CLEARWATER — Do a better job getting me where I want to go.

That was the message from many of the 800 Pinellas residents who picked up a ringing phone in February and agreed to take a survey about county services and quality of life. The county hired a consultant to conduct the study and county commissioners reviewed the results on Tuesday.

In one part of the survey, residents were asked to rate 13 categories ranging from law enforcement to water drainage. Did they exceed your expectations, meet them, or fall below? Respondents could also say they didn't know.

The categories with the most dissatisfaction: "mass transit options" and "road and sidewalk repairs."
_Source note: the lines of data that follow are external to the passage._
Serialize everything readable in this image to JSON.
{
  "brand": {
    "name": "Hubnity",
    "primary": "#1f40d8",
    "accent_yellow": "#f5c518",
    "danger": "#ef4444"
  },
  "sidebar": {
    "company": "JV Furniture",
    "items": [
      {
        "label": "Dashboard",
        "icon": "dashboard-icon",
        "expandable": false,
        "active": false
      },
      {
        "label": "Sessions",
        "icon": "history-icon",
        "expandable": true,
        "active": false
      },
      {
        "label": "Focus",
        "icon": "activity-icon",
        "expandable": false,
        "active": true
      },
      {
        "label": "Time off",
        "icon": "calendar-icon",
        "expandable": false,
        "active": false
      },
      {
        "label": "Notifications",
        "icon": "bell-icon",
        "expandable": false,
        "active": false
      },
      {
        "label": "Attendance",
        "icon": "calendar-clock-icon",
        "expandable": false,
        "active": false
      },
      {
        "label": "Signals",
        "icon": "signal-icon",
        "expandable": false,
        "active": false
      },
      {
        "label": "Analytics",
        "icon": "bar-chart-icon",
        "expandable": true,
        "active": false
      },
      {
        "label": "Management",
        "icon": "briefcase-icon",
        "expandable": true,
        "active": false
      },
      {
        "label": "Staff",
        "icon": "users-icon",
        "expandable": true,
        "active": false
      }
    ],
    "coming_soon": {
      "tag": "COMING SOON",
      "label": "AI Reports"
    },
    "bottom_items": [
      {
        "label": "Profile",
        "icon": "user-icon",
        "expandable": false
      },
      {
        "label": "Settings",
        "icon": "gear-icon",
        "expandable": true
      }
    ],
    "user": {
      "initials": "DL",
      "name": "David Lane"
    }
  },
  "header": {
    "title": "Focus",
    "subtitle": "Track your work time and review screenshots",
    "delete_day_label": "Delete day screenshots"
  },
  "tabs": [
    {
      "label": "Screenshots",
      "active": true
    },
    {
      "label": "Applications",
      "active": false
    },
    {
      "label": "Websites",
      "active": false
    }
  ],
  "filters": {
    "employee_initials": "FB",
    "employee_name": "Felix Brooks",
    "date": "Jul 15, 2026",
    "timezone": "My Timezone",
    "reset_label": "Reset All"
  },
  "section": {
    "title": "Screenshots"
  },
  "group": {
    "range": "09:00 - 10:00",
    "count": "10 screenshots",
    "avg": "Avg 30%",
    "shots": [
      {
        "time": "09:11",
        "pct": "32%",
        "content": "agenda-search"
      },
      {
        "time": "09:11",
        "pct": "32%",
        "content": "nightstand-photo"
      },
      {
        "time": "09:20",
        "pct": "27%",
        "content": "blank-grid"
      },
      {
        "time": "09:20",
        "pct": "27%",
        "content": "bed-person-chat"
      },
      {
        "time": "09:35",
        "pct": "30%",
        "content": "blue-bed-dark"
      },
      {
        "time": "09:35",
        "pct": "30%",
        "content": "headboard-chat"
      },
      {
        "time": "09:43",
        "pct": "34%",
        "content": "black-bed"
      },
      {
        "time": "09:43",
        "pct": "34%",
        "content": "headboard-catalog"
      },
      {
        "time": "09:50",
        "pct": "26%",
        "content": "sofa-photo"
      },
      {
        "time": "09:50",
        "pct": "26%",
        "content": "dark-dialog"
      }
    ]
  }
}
In the first category, 14.8 percent of respondents who live in the unincorporated areas said the services are falling below their expectations; 76.8 percent said their expectations are being met; and 2.3 percent said the services exceeded their expectations.

In the road and sidewalk category, 17.5 percent of respondents said services fell below expectations; 76 percent said their expectations are being met; and 5.7 said the services exceeds their expectations.

People who live in the county's cities and towns also were polled but the differences were not statistically significant.

The results aren't surprising to anyone who has been stuck in gridlock here, but they come at a time when mass transit is in the spotlight. Voters will decide on Nov. 4 whether to approve a 1-cent sales tax increase to pay for new bus routes and a 24-mile light rail line between St. Petersburg and Clearwater.

"Up until the economy went into the Great Recession, transportation has been the number one issue on everybody's mind for almost as long as I've been a county commissioner," said Chairwoman Karen Seel. "Now with the possible option of some transportation alternatives, that's obviously what's on people's minds, and they're expressing it."

Seel said road construction, which often requires making traffic worse to ultimately improve it, likely plays a role in the dissatisfaction.

The results also showed some dissatisfaction with the upkeep of vacant houses and commercial buildings.

All told, though, 9 of 10 respondents said they would recommend Pinellas as place to live and retire.

Tony Marrero can be reached at or (727) 893-8779. Follow @tmarrerotimes on Twitter.